▶ Directions for this task
Scan the listing for "Huawei" and copy out each line that has it.

Source material below:

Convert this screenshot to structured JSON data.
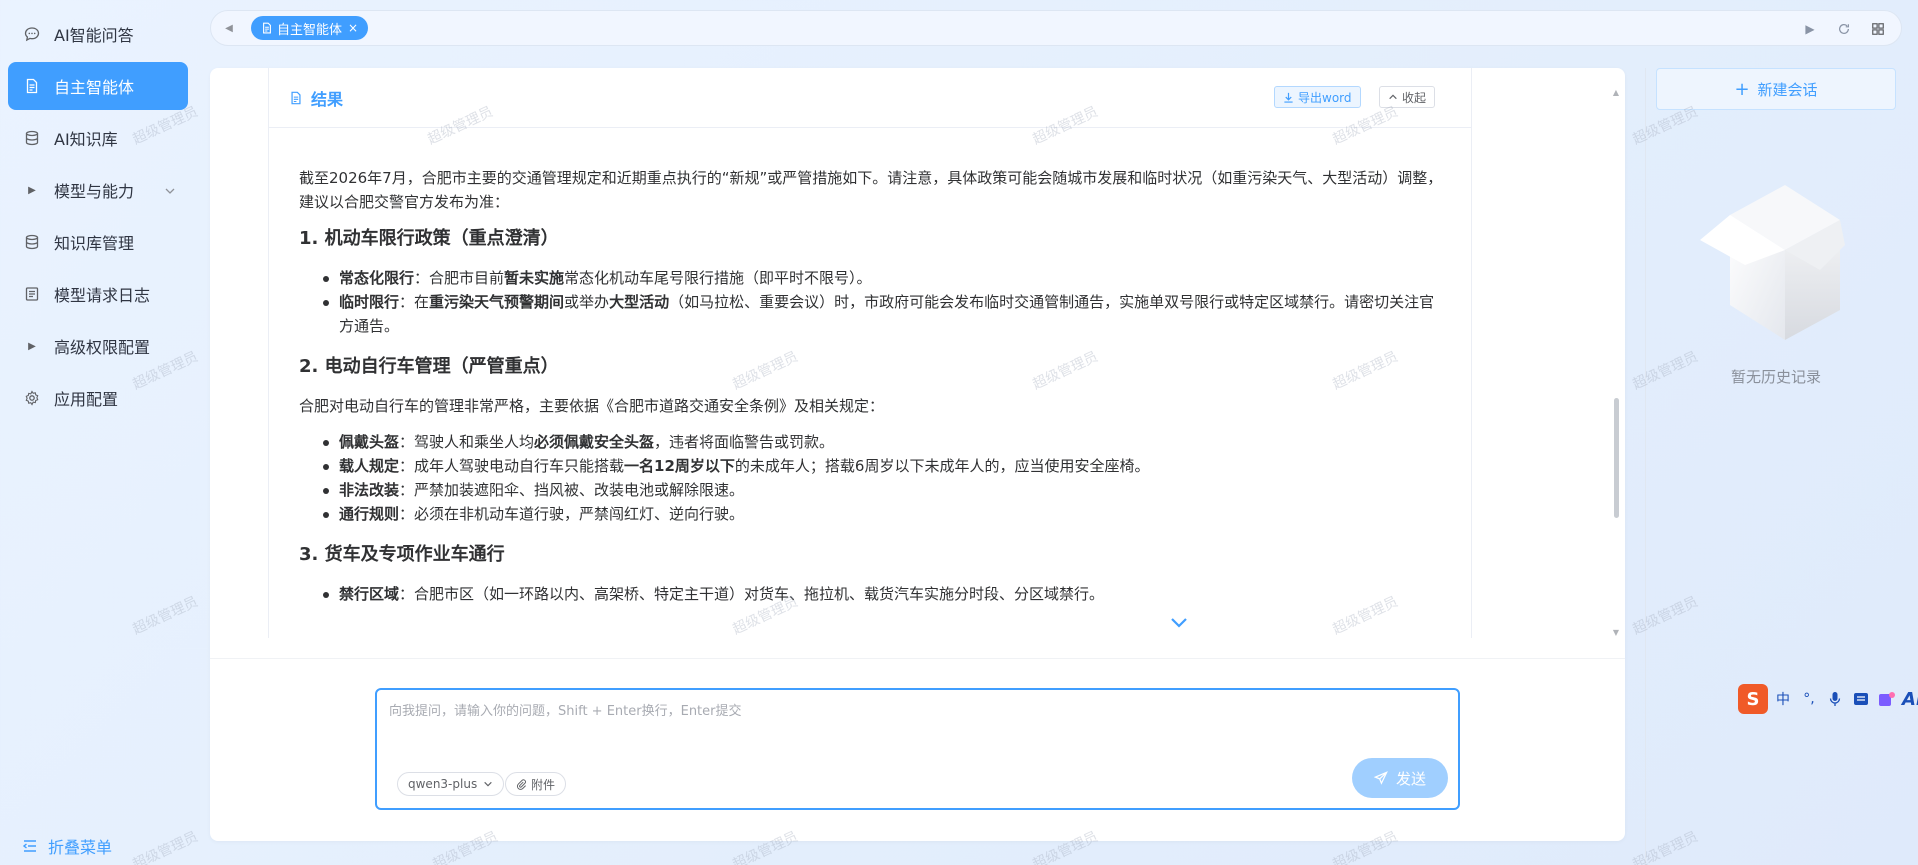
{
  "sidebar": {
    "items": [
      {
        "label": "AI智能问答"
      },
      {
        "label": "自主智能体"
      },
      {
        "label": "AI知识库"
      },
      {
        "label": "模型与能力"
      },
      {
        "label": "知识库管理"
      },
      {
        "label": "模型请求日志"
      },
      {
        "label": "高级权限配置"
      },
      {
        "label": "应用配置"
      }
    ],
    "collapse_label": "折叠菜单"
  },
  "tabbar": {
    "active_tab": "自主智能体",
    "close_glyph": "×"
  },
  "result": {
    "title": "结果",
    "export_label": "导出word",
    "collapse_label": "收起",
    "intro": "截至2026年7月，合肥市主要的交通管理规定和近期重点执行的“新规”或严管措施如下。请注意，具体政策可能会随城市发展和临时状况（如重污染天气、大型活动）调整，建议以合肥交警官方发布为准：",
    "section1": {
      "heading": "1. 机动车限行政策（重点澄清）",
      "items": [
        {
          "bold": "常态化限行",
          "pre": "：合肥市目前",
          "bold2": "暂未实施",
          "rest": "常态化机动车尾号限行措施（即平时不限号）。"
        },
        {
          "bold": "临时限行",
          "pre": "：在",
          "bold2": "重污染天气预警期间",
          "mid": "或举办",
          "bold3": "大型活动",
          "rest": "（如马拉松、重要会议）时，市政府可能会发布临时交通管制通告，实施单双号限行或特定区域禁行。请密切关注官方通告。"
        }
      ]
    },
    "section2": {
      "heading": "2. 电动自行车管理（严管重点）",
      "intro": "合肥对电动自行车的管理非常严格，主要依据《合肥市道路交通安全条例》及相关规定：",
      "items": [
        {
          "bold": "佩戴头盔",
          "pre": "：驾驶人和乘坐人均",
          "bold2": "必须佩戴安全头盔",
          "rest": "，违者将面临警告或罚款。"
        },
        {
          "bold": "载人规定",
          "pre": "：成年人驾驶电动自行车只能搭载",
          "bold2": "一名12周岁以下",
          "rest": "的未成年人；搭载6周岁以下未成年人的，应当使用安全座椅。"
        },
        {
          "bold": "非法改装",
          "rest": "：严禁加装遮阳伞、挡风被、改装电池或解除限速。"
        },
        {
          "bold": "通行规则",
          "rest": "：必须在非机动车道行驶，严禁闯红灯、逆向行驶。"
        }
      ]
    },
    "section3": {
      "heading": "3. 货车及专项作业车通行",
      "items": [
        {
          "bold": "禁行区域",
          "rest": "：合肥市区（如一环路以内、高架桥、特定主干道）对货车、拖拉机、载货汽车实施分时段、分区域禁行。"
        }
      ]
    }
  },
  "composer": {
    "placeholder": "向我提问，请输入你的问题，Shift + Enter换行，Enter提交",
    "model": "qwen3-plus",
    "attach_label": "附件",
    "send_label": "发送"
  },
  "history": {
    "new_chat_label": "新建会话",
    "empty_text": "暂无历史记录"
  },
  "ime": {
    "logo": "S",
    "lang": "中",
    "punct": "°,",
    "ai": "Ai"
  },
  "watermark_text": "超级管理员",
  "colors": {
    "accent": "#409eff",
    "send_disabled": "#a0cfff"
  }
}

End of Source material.
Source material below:

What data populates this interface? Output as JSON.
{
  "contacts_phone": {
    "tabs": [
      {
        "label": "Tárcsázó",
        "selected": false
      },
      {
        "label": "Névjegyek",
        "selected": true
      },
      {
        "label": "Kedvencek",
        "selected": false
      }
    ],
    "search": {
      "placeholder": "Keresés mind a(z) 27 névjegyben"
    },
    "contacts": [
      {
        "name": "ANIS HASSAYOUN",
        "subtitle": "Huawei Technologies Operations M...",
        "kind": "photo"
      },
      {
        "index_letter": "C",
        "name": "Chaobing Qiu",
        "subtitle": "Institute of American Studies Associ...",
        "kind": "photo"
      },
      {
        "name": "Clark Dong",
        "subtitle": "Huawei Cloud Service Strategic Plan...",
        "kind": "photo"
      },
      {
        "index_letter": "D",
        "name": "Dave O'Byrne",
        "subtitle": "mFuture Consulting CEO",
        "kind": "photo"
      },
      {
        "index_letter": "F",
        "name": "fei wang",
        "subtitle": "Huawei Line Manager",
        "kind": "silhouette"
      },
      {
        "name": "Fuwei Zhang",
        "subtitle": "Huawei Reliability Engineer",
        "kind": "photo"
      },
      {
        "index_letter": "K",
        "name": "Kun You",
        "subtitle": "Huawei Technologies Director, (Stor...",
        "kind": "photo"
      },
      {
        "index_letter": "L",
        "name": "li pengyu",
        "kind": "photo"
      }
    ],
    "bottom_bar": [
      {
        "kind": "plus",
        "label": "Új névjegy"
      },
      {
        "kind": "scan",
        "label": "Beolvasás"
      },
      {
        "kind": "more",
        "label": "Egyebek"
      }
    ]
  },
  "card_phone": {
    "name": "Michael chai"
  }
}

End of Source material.
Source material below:

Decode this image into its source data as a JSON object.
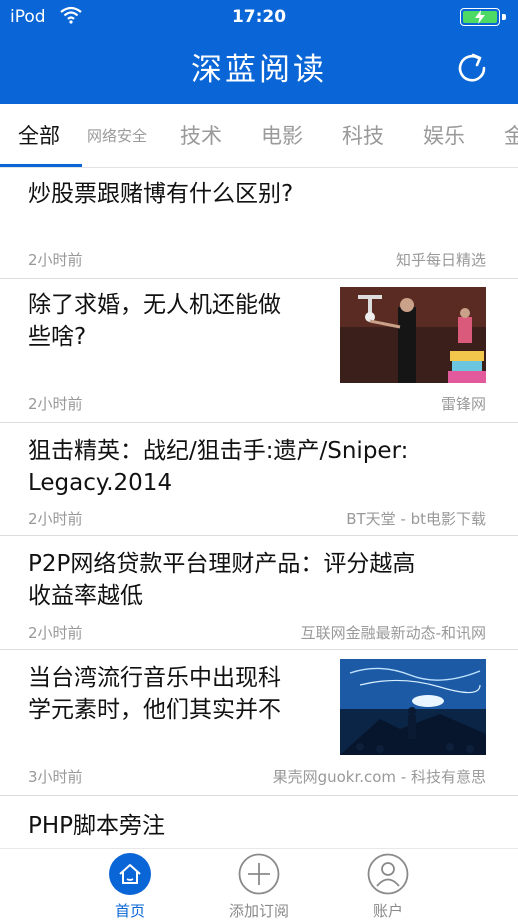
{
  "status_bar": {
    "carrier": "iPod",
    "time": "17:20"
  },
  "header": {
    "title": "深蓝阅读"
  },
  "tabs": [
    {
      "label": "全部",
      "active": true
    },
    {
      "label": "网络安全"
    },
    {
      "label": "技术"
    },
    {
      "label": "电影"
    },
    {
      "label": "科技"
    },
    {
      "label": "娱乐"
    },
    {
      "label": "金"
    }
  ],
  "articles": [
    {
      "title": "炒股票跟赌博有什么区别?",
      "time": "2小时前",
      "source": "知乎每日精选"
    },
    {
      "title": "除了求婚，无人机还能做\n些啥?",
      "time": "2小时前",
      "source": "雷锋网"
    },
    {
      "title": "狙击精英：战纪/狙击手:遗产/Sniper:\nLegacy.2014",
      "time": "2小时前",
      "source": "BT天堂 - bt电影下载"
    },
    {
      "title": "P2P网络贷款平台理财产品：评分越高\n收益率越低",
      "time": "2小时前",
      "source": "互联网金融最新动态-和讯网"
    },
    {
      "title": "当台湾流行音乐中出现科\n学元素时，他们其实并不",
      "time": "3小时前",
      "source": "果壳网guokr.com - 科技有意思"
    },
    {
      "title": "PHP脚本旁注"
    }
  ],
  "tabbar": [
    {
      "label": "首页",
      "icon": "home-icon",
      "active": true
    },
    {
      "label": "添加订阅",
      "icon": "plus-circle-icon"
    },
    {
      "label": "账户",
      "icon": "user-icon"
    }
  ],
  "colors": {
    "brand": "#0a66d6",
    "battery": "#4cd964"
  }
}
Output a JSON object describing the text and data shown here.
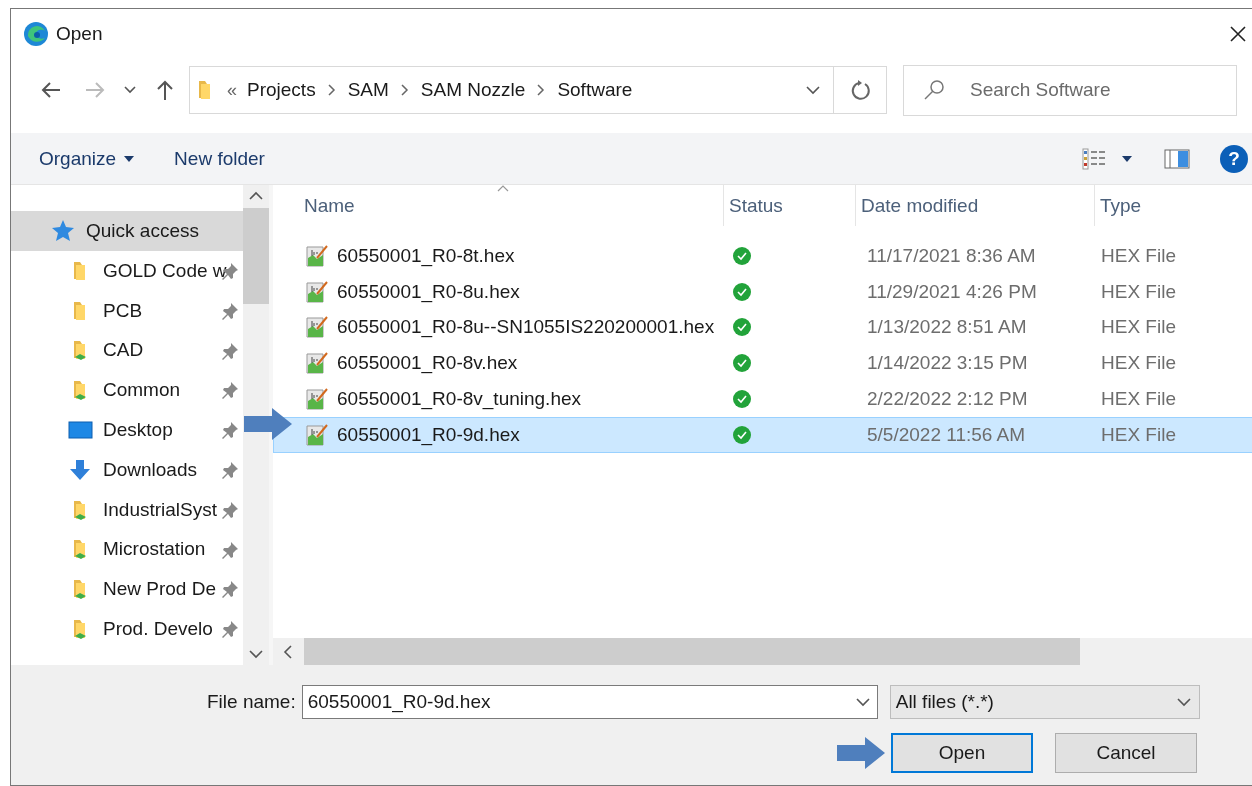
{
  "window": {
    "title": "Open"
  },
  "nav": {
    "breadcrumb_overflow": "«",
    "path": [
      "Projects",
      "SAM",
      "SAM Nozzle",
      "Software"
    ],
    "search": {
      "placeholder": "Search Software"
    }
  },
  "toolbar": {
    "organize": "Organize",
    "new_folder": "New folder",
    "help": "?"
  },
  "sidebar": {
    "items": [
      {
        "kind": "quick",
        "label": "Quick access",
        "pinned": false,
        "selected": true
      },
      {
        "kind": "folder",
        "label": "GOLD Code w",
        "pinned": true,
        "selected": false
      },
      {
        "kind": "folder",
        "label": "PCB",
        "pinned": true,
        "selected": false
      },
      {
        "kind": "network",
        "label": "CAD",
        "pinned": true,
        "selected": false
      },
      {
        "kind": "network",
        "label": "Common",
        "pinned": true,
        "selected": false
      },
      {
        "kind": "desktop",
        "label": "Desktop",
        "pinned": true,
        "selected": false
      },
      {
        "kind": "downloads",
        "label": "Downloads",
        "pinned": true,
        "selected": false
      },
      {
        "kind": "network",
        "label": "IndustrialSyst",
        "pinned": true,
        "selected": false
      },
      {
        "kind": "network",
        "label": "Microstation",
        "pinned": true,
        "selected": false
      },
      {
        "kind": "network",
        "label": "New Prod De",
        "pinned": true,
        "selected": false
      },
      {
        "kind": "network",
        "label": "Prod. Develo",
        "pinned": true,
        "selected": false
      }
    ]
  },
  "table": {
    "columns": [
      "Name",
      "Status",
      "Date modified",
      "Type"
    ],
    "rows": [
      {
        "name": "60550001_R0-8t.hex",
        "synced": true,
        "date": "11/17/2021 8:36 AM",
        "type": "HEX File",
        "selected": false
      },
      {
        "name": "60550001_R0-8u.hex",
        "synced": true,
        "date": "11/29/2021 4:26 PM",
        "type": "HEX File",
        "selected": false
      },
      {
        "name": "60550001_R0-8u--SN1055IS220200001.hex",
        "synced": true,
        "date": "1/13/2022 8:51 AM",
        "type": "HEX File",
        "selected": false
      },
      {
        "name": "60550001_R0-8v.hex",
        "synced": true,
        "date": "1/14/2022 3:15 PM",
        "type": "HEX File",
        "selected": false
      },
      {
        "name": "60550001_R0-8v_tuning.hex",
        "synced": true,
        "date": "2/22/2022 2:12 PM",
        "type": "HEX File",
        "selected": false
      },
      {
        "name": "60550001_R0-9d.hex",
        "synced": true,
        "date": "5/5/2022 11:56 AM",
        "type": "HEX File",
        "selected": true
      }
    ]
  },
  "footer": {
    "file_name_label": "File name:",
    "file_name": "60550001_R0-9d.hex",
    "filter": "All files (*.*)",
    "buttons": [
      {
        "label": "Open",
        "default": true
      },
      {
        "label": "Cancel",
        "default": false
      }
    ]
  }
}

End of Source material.

▶ Expected answer
        "subtitle": "Huawei Technologies Operations M...",
        "subtitle": "Huawei Cloud Service Strategic Plan...",
        "subtitle": "Huawei Line Manager",
        "subtitle": "Huawei Reliability Engineer",
        "subtitle": "Huawei Technologies Director, (Stor...",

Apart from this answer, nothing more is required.